Also in this chapter:

1.3 A Multi-Dimensional Challenge

In assessing these issues we are confronted with a series of highly complex issues, which result from both scientific and political factors.

In Chapter 2, we focus on the likelihood of various emission pathways staying within temperature limits. For these pathways we identify the period in which emissions peak, the level of emissions in 2020, and the corresponding emission reduction rates after 2020. Results include emission pathways from integrated assessment models (IAM) and carbon cycle and climate models. Also discussed are current views about the feasibility of emission reductions and negative emissions, as well as factors determining long-term temperature, including cumulative emissions.

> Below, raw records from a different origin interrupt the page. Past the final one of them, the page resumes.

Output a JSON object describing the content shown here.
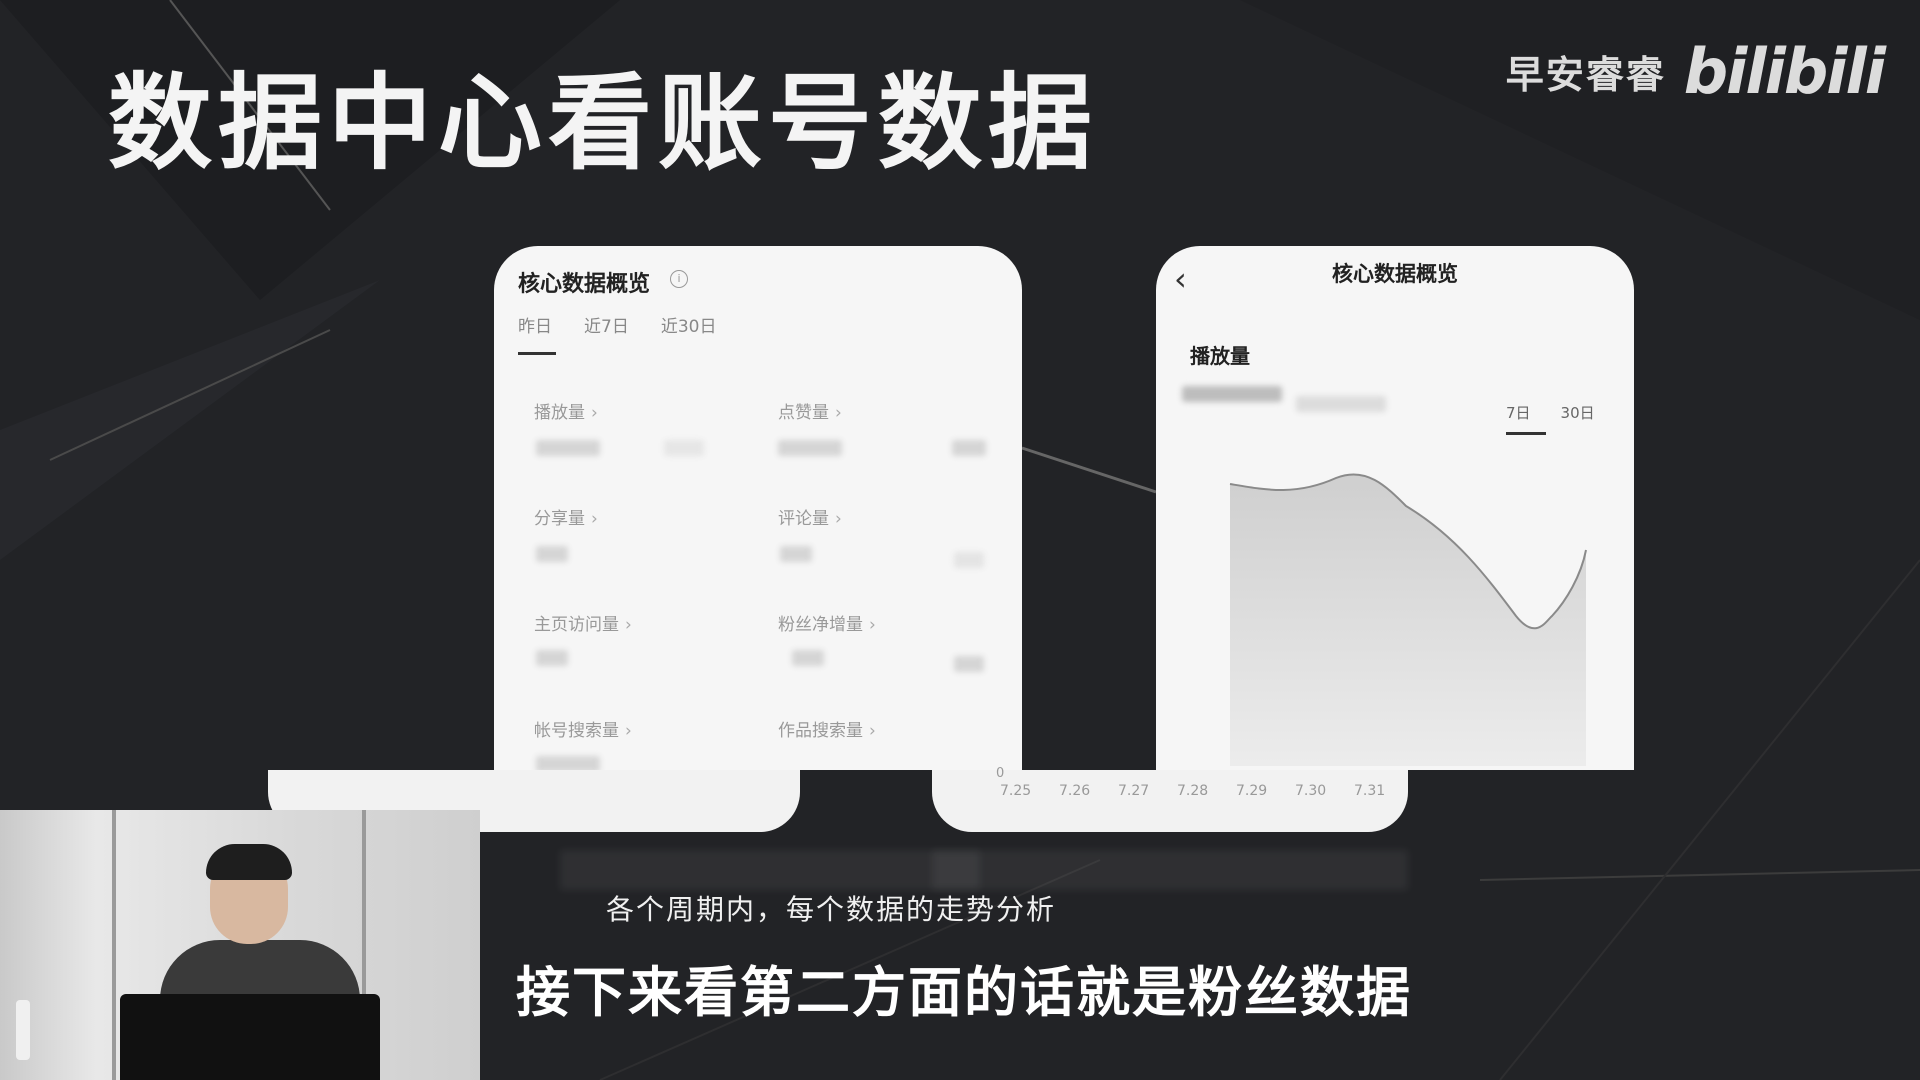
{
  "slide": {
    "title": "数据中心看账号数据",
    "brand_name": "早安睿睿",
    "brand_logo": "bilibili"
  },
  "left_phone": {
    "title": "核心数据概览",
    "info_icon": "info-circle-icon",
    "tabs": [
      "昨日",
      "近7日",
      "近30日"
    ],
    "active_tab": "昨日",
    "metrics": [
      {
        "label": "播放量"
      },
      {
        "label": "点赞量"
      },
      {
        "label": "分享量"
      },
      {
        "label": "评论量"
      },
      {
        "label": "主页访问量"
      },
      {
        "label": "粉丝净增量"
      },
      {
        "label": "帐号搜索量"
      },
      {
        "label": "作品搜索量"
      }
    ],
    "chevron": "›"
  },
  "right_phone": {
    "back_icon": "back-chevron-icon",
    "title": "核心数据概览",
    "metric_label": "播放量",
    "tabs": [
      "7日",
      "30日"
    ],
    "active_tab": "7日",
    "y_zero": "0",
    "x_labels": [
      "7.25",
      "7.26",
      "7.27",
      "7.28",
      "7.29",
      "7.30",
      "7.31"
    ]
  },
  "subtitles": {
    "small": "各个周期内，每个数据的走势分析",
    "large": "接下来看第二方面的话就是粉丝数据"
  }
}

Chapter 3 reviews estimates of global emission levels in 2020 based on country emission pledges. Among the factors influencing these estimates are whether pledges are independent of, or conditional on, other countries’ actions, financing or technological support. For industrialized countries, key factors include: the accounting procedures for emissions or uptake of carbon from land use, land-use change and forestry (LULUCF); the potential for international climate finance, as agreed in the Copenhagen Accord to enable further emission reductions; the carry-over of emission reduction units from the first commitment period of the Kyoto Protocol (2008-2012); and the potential double counting of offsets with emission reductions from non-Annex I countries’ actions. Emission estimates are also influenced by the uncertainty of base year emissions and by assumptions needed for filling in sectoral or other gaps in the emission estimates of various groups.

The pledges of industrialized countries are fairly easy to convert into emission estimates because they are usually related to historic emissions. However, more assumptions are needed to make this conversion for developing countries because their pledges have usually been pegged to economic, demographic or other projections.

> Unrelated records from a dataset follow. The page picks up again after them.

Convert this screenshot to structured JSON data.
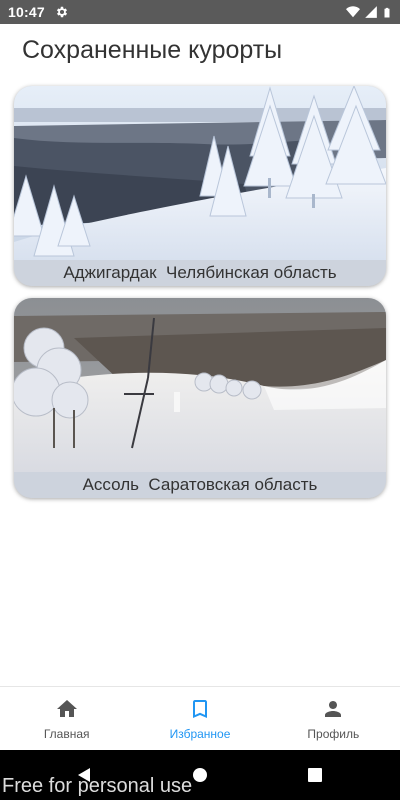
{
  "status_bar": {
    "time": "10:47",
    "icons": [
      "gear-icon",
      "wifi-icon",
      "signal-icon",
      "battery-icon"
    ]
  },
  "page": {
    "title": "Сохраненные курорты"
  },
  "resorts": [
    {
      "caption": "Аджигардак  Челябинская область",
      "image": "snowy-forest-slope-photo"
    },
    {
      "caption": "Ассоль  Саратовская область",
      "image": "ski-lift-slope-photo"
    }
  ],
  "bottom_nav": {
    "items": [
      {
        "label": "Главная",
        "icon": "home-icon",
        "active": false
      },
      {
        "label": "Избранное",
        "icon": "bookmark-icon",
        "active": true
      },
      {
        "label": "Профиль",
        "icon": "person-icon",
        "active": false
      }
    ],
    "active_color": "#2196f3"
  },
  "system_nav": {
    "icons": [
      "back-icon",
      "home-circle-icon",
      "recents-icon"
    ]
  },
  "watermark": "Free for personal use"
}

Chapter 4 builds upon the previous two chapters by examining a possible “emissions gap” in 2020 between emission levels consistent with temperature limits and expected emissions resulting from the pledges. It then goes on to explore policy options for narrowing the size of the gap.

Chapter 5 goes a step further by reporting on possible long-term temperature changes following from current pledges.

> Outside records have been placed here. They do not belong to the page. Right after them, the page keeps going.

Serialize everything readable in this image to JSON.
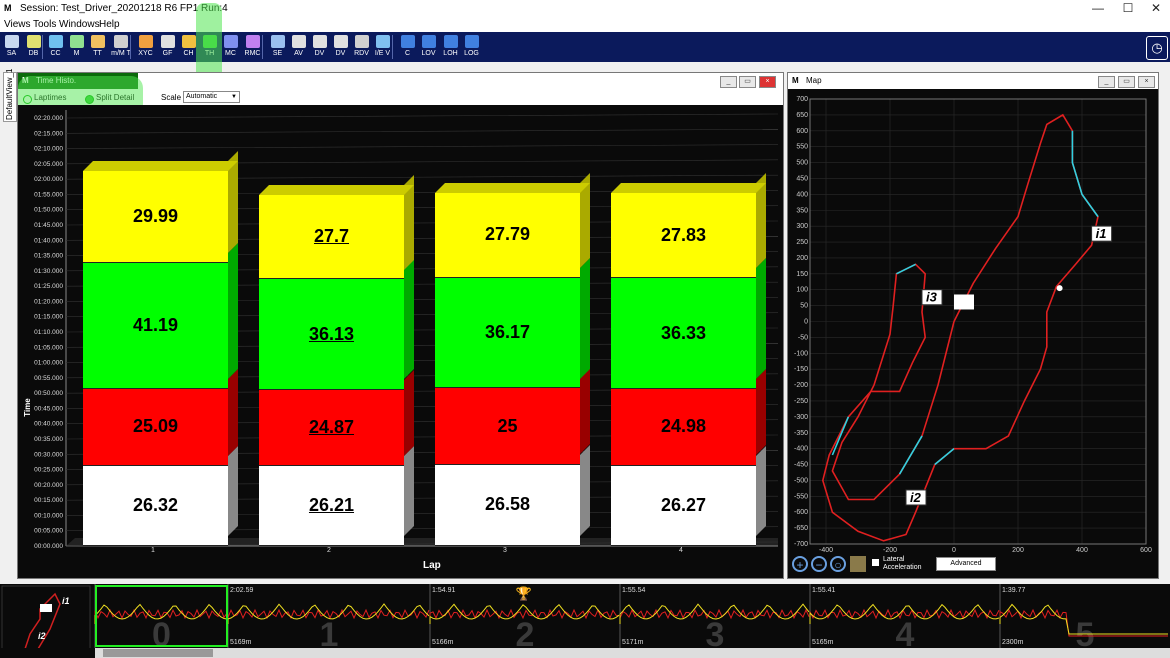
{
  "window": {
    "logo": "M",
    "title": "Session:  Test_Driver_20201218 R6 FP1 Run:4",
    "minimize": "—",
    "maximize": "☐",
    "close": "✕"
  },
  "menu": [
    "Views",
    "Tools",
    "Windows",
    "Help"
  ],
  "toolbar": {
    "buttons": [
      "SA",
      "DB",
      "CC",
      "M",
      "TT",
      "m/M T",
      "XYC",
      "GF",
      "CH",
      "TH",
      "MC",
      "RMC",
      "SE",
      "AV",
      "DV",
      "DV",
      "RDV",
      "I/E V",
      "C",
      "LOV",
      "LOH",
      "LOG"
    ],
    "icons": [
      "sa-icon",
      "db-icon",
      "cc-icon",
      "m-icon",
      "tt-icon",
      "mmt-icon",
      "xyc-icon",
      "gf-icon",
      "ch-icon",
      "th-icon",
      "mc-icon",
      "rmc-icon",
      "se-icon",
      "av-icon",
      "dv-icon",
      "dv2-icon",
      "rdv-icon",
      "iev-icon",
      "c-icon",
      "lov-icon",
      "loh-icon",
      "log-icon"
    ],
    "clock_icon": "clock-icon"
  },
  "sidetab": "DefaultView_1",
  "timehisto": {
    "title": "Time Histo.",
    "radio_laptimes": "Laptimes",
    "radio_split": "Split Detail",
    "scale_label": "Scale",
    "scale_value": "Automatic"
  },
  "map": {
    "title": "Map",
    "sector_labels": [
      "i1",
      "i2",
      "i3"
    ],
    "lateral_label_1": "Lateral",
    "lateral_label_2": "Acceleration",
    "advanced": "Advanced",
    "yticks": [
      "700",
      "650",
      "600",
      "550",
      "500",
      "450",
      "400",
      "350",
      "300",
      "250",
      "200",
      "150",
      "100",
      "50",
      "0",
      "-50",
      "-100",
      "-150",
      "-200",
      "-250",
      "-300",
      "-350",
      "-400",
      "-450",
      "-500",
      "-550",
      "-600",
      "-650",
      "-700"
    ],
    "xticks": [
      "-400",
      "-200",
      "0",
      "200",
      "400",
      "600"
    ]
  },
  "chart_data": {
    "type": "bar",
    "stacked": true,
    "xlabel": "Lap",
    "ylabel": "Time",
    "ylim": [
      0,
      140
    ],
    "categories": [
      "1",
      "2",
      "3",
      "4"
    ],
    "series": [
      {
        "color": "#ffffff",
        "values": [
          26.32,
          26.21,
          26.58,
          26.27
        ]
      },
      {
        "color": "#ff0000",
        "values": [
          25.09,
          24.87,
          25,
          24.98
        ]
      },
      {
        "color": "#00ff00",
        "values": [
          41.19,
          36.13,
          36.17,
          36.33
        ]
      },
      {
        "color": "#ffff00",
        "values": [
          29.99,
          27.7,
          27.79,
          27.83
        ]
      }
    ],
    "underlined_lap": "2",
    "y_tick_labels": [
      "00:00.000",
      "00:05.000",
      "00:10.000",
      "00:15.000",
      "00:20.000",
      "00:25.000",
      "00:30.000",
      "00:35.000",
      "00:40.000",
      "00:45.000",
      "00:50.000",
      "00:55.000",
      "01:00.000",
      "01:05.000",
      "01:10.000",
      "01:15.000",
      "01:20.000",
      "01:25.000",
      "01:30.000",
      "01:35.000",
      "01:40.000",
      "01:45.000",
      "01:50.000",
      "01:55.000",
      "02:00.000",
      "02:05.000",
      "02:10.000",
      "02:15.000",
      "02:20.000"
    ]
  },
  "strip": {
    "laps": [
      {
        "num": "0",
        "time": "",
        "dist": ""
      },
      {
        "num": "1",
        "time": "2:02.59",
        "dist": "5169m"
      },
      {
        "num": "2",
        "time": "1:54.91",
        "dist": "5166m"
      },
      {
        "num": "3",
        "time": "1:55.54",
        "dist": "5171m"
      },
      {
        "num": "4",
        "time": "1:55.41",
        "dist": "5165m"
      },
      {
        "num": "5",
        "time": "1:39.77",
        "dist": "2300m"
      }
    ],
    "mini_map_labels": [
      "i1",
      "i2"
    ],
    "trophy_icon": "trophy-icon"
  }
}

The online version of the report contains three appendices with additional information about emission pledge calculations in this report. Appendix 1 provides detail on the differences between the four pledge cases described in Chapter 3 and the uncertainties around them. Appendix 2 provides a country-by-country analysis of the pledges of the largest emitting countries. Appendix 3 compares the findings of modelling groups that have assessed country pledges.